Extract each line holding the word "class" from the entries.

[Element data from apps and pages]
....................
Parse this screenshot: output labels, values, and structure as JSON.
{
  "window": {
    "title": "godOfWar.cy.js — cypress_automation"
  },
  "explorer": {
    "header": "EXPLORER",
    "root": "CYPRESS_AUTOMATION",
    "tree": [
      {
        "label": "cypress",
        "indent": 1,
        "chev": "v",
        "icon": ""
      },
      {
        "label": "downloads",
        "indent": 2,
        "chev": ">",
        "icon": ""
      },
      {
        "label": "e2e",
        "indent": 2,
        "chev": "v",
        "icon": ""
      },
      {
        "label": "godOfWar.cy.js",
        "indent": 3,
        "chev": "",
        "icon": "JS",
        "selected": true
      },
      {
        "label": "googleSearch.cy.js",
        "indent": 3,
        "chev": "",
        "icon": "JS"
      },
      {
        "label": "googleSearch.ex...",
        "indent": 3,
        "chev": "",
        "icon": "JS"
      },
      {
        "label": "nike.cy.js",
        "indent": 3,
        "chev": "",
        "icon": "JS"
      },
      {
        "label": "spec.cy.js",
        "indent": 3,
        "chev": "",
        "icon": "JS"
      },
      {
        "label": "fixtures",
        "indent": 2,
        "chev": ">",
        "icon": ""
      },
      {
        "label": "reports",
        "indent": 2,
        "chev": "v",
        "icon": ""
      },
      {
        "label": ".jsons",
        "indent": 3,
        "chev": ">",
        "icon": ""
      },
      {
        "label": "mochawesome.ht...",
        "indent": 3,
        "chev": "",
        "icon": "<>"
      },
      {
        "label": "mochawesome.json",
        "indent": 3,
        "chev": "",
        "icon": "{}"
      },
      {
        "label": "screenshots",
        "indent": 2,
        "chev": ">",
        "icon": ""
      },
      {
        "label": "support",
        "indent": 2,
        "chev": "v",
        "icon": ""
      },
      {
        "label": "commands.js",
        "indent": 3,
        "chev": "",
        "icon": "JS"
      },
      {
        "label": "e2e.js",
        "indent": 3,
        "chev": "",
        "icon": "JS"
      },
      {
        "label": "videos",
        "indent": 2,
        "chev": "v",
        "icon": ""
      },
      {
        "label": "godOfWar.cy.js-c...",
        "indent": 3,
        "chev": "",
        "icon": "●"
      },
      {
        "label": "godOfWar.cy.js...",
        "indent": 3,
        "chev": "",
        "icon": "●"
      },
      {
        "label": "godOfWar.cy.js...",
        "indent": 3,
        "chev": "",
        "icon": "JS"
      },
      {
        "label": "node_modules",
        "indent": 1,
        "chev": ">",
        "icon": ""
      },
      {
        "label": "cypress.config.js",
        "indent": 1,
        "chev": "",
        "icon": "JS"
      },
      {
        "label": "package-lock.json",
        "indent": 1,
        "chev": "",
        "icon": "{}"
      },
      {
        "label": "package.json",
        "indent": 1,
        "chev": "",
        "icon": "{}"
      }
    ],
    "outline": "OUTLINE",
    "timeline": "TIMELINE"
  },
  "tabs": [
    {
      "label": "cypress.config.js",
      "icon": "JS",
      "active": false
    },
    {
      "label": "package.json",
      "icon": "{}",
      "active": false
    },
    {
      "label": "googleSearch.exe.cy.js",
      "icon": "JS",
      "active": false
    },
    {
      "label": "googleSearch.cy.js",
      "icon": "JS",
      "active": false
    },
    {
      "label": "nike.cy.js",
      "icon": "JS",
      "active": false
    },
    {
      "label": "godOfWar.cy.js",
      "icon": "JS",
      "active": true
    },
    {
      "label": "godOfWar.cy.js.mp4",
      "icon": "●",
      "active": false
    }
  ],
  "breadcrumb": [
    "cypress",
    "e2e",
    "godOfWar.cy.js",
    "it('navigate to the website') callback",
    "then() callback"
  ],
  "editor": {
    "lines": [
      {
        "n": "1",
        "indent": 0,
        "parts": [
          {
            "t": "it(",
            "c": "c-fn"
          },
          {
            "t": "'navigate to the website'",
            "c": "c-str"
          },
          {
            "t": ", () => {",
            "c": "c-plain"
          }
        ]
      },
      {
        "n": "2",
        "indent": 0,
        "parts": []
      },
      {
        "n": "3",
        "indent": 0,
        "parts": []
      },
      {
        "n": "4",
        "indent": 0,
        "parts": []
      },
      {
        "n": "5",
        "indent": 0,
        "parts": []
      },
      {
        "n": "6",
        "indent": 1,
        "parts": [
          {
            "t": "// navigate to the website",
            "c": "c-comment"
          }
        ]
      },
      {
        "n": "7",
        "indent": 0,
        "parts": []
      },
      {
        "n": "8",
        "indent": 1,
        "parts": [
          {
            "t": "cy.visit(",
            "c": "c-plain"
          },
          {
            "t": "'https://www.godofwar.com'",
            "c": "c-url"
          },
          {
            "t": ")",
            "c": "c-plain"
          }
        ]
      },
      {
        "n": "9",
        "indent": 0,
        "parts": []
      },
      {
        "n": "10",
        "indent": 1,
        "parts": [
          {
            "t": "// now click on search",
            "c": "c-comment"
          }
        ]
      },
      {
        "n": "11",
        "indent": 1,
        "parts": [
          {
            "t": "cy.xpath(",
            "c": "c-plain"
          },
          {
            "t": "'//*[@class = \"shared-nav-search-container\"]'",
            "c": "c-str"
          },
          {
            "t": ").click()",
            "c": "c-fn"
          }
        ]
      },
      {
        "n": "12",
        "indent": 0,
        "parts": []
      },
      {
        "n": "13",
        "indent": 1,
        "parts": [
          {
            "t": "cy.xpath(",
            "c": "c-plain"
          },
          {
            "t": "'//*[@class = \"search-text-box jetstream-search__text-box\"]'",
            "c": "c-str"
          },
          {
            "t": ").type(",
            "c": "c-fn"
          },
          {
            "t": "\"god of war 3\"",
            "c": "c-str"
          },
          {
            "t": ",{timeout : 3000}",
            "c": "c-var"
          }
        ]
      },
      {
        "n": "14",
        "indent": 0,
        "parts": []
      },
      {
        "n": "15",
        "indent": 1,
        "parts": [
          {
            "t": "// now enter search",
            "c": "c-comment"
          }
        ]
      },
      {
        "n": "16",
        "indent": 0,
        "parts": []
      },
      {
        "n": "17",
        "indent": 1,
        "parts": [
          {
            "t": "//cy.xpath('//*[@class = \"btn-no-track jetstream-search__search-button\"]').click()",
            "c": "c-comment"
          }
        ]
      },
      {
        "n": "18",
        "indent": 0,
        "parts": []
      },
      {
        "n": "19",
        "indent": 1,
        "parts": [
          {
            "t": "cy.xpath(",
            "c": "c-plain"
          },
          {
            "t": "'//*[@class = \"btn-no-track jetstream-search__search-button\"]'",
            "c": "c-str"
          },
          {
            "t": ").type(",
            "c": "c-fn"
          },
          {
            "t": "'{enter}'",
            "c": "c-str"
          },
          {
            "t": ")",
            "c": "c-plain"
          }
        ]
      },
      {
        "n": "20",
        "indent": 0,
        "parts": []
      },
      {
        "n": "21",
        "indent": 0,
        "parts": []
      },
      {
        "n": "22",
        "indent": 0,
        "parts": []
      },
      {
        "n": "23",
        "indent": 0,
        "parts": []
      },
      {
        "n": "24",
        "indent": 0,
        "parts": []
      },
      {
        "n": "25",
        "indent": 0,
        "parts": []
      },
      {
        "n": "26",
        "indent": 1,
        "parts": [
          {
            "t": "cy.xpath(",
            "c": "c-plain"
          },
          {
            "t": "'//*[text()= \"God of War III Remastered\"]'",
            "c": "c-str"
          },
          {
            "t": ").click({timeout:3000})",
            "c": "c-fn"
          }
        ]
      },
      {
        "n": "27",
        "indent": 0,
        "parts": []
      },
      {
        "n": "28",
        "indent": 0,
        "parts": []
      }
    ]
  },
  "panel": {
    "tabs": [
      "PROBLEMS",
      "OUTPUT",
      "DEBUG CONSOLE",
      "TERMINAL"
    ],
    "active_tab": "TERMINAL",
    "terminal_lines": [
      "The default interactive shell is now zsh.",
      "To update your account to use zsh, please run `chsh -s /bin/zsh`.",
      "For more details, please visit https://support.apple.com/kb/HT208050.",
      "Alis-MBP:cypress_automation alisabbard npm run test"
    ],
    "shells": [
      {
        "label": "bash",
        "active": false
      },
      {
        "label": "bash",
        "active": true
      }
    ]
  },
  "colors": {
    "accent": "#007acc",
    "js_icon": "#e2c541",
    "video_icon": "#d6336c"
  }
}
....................
**OUTPUT OF THE EXERCISE**:
            "t": "'//*[@class = \"shared-nav-search-container\"]'",
            "t": "'//*[@class = \"search-text-box jetstream-search__text-box\"]'",
            "t": "//cy.xpath('//*[@class = \"btn-no-track jetstream-search__search-button\"]').click()",
            "t": "'//*[@class = \"btn-no-track jetstream-search__search-button\"]'",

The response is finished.